In addition to utility companies, organizations such as the New York State Energy Research & Development Authority (NYSERDA) and Wisconsin Focus on Energy will dole out money to organizations for rolling out PPM technology.
These incentive programs do have requirements. Your organization typically will need to deploy a commercial software solution capable of centrally managing the power settings of networked computers and producing aggregate savings reports. Your utility may require access to your site for spot-checks to ensure you've implemented the technology. Additionally, some utilities require a minimum average savings. For example, Avista, based in Spokane, Wash., requires annual savings of at least 120 kWh per machine.
Secure server savings
Server virtualization has proven itself a power-saving technology, effectively equipping IT shops to substantially reduce their server count. Recognizing the technology's ability to ease the strain on the electrical grid, utilities are handing over cash to companies that virtualize. Among them is Energy Trust of Oregon, which offers $350 per consolidated server (with a minimum of 10). Austin Energy will provide a rebate of up to $200,000 [PDF] for a virtualization project.

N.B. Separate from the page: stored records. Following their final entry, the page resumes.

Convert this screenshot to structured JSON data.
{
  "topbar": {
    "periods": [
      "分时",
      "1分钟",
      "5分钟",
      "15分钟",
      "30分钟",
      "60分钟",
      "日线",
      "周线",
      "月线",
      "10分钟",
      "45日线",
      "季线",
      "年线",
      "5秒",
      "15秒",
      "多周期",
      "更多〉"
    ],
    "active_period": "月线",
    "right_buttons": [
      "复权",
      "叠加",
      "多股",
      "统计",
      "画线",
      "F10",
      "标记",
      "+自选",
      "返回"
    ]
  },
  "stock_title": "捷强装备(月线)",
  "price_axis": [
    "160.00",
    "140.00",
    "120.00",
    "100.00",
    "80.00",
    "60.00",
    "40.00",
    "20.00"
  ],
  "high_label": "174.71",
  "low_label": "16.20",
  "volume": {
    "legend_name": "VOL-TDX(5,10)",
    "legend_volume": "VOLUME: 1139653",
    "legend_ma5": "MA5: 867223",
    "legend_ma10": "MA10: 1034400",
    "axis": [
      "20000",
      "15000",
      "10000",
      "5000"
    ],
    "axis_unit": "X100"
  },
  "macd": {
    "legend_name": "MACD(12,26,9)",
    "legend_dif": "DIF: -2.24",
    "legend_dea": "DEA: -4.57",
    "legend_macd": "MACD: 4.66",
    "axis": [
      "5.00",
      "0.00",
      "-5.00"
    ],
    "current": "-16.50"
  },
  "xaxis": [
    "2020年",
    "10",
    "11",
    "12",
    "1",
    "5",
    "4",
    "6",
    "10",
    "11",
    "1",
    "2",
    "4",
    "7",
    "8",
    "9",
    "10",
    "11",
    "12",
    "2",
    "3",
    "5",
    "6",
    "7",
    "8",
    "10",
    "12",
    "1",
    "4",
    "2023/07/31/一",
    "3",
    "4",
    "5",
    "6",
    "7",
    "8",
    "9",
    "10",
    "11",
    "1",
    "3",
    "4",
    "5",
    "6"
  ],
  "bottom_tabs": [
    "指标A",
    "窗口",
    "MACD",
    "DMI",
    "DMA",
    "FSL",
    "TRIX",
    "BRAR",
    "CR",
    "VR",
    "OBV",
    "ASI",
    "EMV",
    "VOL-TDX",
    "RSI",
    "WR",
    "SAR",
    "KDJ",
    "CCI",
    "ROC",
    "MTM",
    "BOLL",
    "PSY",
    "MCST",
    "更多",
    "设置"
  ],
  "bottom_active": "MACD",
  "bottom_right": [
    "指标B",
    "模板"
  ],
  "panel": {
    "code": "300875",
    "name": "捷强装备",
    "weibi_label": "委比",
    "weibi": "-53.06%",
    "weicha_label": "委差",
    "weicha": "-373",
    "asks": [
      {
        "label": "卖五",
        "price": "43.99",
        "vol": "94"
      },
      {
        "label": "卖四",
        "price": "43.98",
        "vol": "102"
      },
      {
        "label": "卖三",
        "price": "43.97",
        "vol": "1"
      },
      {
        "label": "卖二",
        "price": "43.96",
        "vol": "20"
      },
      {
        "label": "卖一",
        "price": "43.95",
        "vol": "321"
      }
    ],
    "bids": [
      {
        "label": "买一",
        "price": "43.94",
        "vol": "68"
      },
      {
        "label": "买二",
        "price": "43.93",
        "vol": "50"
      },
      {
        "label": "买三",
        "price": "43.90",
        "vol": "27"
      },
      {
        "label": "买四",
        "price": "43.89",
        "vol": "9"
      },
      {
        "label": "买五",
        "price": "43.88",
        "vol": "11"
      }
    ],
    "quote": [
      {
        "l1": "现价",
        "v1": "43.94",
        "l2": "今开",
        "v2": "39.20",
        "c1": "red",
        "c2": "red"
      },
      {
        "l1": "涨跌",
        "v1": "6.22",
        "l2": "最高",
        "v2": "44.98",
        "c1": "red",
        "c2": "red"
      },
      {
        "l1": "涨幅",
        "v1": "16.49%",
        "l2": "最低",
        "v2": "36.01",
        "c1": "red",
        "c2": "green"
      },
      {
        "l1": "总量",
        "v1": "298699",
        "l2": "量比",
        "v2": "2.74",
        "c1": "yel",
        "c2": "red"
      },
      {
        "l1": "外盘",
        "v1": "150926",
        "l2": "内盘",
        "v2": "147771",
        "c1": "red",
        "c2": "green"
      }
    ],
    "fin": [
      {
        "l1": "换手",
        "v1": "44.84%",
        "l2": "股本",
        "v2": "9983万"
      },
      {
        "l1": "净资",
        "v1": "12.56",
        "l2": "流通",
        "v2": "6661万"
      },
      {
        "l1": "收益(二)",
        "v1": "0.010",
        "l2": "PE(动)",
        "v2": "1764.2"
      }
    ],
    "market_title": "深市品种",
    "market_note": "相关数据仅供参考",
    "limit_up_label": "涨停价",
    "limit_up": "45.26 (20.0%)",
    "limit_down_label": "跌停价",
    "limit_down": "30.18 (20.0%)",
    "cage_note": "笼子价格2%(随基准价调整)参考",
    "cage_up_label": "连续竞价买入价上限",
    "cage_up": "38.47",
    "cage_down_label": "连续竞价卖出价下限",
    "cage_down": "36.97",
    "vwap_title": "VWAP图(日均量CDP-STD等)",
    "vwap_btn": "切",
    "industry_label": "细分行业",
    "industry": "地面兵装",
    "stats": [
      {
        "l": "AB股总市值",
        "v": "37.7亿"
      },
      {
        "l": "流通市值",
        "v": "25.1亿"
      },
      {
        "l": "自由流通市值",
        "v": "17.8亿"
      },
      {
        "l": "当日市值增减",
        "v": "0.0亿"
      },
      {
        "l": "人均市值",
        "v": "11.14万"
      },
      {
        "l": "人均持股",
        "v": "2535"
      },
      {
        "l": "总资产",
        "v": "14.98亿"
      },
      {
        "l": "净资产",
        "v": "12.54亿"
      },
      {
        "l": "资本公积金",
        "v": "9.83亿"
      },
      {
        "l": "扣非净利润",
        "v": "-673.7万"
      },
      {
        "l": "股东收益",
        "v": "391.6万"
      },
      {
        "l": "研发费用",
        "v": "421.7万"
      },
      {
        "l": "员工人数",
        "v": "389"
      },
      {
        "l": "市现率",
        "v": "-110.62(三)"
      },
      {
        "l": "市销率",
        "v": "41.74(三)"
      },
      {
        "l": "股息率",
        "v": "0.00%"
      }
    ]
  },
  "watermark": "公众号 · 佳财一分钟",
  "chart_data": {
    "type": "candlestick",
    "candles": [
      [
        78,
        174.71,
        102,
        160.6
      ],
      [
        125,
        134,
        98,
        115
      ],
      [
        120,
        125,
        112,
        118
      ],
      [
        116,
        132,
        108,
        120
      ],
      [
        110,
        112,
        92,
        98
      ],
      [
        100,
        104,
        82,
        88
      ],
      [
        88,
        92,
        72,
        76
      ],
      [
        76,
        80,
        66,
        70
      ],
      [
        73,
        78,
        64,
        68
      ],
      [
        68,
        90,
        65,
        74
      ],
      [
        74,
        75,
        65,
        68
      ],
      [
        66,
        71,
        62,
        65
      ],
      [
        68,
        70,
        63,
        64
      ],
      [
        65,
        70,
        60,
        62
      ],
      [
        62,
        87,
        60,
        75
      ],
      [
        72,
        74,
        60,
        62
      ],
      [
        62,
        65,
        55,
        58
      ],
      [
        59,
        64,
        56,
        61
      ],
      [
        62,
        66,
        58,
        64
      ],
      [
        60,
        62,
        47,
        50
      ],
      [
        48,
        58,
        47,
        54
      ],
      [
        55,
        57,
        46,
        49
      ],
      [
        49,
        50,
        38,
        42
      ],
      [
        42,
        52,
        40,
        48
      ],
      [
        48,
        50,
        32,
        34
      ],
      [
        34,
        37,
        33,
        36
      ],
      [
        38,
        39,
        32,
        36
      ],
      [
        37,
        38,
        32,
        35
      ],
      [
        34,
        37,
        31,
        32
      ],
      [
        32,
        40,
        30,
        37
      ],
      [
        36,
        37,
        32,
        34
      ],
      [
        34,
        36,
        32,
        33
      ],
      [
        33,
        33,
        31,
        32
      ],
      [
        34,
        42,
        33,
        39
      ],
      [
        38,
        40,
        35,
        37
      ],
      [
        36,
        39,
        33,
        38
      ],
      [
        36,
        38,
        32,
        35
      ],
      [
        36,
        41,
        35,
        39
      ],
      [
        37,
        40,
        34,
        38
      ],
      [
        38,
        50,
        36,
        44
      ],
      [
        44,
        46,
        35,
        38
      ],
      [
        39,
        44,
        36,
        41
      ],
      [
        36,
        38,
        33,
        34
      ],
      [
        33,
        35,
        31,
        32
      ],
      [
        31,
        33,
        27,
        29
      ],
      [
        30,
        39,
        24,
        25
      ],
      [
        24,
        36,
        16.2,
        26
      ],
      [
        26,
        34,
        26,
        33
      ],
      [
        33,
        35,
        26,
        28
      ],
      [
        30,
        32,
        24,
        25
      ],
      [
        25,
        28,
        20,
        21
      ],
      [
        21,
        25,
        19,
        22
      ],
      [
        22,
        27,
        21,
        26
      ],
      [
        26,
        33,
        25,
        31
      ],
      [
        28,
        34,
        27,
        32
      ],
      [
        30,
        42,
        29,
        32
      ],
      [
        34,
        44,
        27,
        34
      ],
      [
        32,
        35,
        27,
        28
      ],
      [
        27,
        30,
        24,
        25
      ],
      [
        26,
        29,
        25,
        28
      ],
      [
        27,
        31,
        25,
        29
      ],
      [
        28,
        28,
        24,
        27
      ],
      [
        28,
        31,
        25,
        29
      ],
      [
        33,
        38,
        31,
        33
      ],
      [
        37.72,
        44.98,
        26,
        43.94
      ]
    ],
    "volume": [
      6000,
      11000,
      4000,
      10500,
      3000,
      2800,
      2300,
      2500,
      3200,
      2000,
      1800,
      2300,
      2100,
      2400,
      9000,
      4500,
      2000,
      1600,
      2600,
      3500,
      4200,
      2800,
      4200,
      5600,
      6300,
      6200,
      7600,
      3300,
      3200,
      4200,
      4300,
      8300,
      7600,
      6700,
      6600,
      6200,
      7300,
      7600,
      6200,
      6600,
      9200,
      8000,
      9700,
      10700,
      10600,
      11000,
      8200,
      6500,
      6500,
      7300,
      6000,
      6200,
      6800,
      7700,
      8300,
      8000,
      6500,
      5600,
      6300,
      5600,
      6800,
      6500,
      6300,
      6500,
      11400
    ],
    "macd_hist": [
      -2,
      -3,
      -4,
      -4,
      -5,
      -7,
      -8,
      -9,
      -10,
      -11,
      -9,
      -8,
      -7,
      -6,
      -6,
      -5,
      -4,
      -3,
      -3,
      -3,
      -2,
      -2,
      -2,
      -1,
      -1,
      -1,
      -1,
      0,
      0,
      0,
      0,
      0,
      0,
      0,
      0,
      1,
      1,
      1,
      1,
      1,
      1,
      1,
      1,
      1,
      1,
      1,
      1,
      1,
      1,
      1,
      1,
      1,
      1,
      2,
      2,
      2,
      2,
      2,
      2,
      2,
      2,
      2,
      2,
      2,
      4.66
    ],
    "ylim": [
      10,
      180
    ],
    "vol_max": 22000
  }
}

As with the PPM projects, there are caveats to the server virtualization incentive programs. Typically, you'll need to provide pre- and post-project energy consumption and grant an on-site inspection. You may also need to submit your rebate application before you implement your virtualization project. Your project might not be eligible if it's part of a new datacenter construction project. Additionally, a utility might restrict you from reusing removed equipment down the road, requiring you to detail the disposal method of your removed machines. In other words, no temporarily unplugging machines, only to plug them back in later when your computing demands increase.